On Thursday morning, the minister of production and economic resources in North Darfur Adel Mahjoub Hussein told the Dubai-based al-Hadath TV that “there are consultations to form a military council to take over power after President Bashir stepped down”.
According to CNN, the former head of state has been placed under house arrest and Sudanese army have reportedly surrounded Bashir's palace to keep him from escaping.
All political prisoners jailed by the Bashir government have been reportedly released.
Bashir, who is an indicted war criminal at the International Criminal Court for his alleged war crimes in Darfur, has been facing street protests for months calling for his resignation.
Last December, mass protests against Bashir’s three-decade rule erupted in Khartoum over the country’s spiralling economic woes that have over the past year seen inflation rates spike to the third highest in the world.
The shortages of basic commodities such as bread — the most consumed food item — were reported to be critical, while petrol stations had also run out of fuel. The protests then evolved to demand removal of Bashir with the protesters urging the army to help remove the president.
Tens of thousands of people have since been on the streets chanting anti-government slogans. Since Saturday, thousands of people have been maintaining a protest vigil outside military headquarters demanding Bashir removal.
In the midst of all the protest, one face and voice has remained clear that of Alaa Salah, a 22-year-old architecture student in Khartoum and who has since become the symbol of the popular protests.
On Monday evening, she was captured on camera on top of a car leading the demonstration in a song. The photo has since gone viral and viewed so widely.
“The day they took the photo, I went to 10 different gatherings and read a revolutionary poem. It makes people very enthusiastic. In the beginning, I found a group of about six women and I started singing, and they started singing with me, then the gathering became really big.” She said.
A line in the poem she read - “The bullet doesn’t kill. What kills is the silence of people” – is popular with protesters, and was chanted by demonstrators in January 2018 and during unrest in September 2013.
While she may look petite in her physique Salah is brave as a lion.

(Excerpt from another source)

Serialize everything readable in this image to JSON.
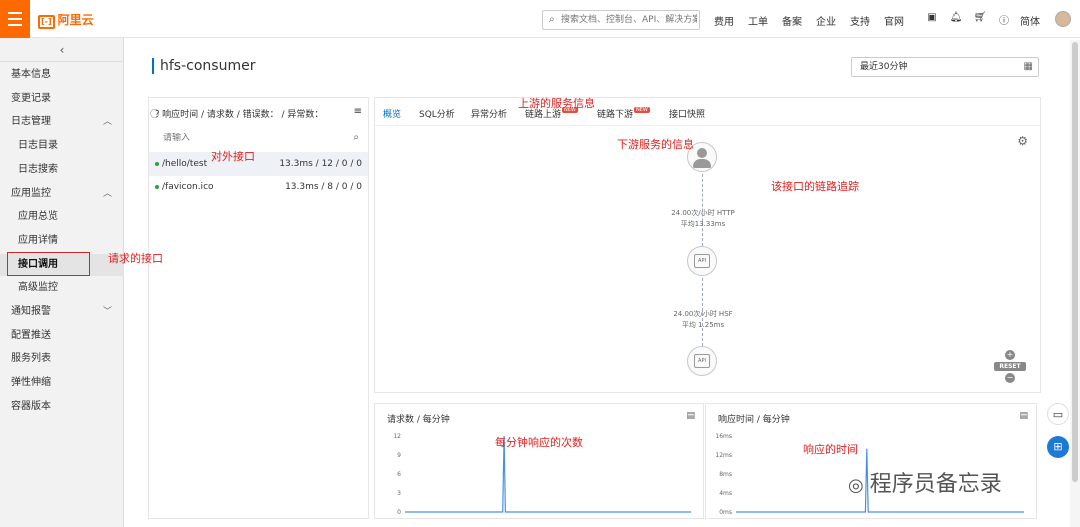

“I have practiced presenting at the university; I don’t have an issue with speaking in front of people and at big gatherings.”
Salah who does not come from a political family says she took to the streets to fight for a better Sudan.
“Our country is above any political parties and any sectarian divisions,” she said.
“I’m very glad that my photo let people around the world know about the revolution in Sudan… Since the beginning of the uprising I have been going out every day and participating in the demonstrations because my parents raised me to love our home,” She told the Guardian.
Salah comes from a simple Sudanese family and her mother is a fashion designer working with the traditional Sudanese Toub – the dress she captured wearing in the photographs – and her father owns a construction company.
The garment has since become a symbol of the female protesters, and Salah says she narrowly escaped arrest when she wore the toub at an earlier demonstration.
“The toub has a kind of power and it reminds us of the Kandakas,” Salah said.
Kandakas were queens of the Nubian kingdom of Kush, which ruled much of what is now modern-day Sudan more than 3,000 years ago.
Salah now says she has to rest her voice as her throat has become sore from all the chanting this week and with the downfall of Omar al-Bashir her work may be done for now and she can take a rest.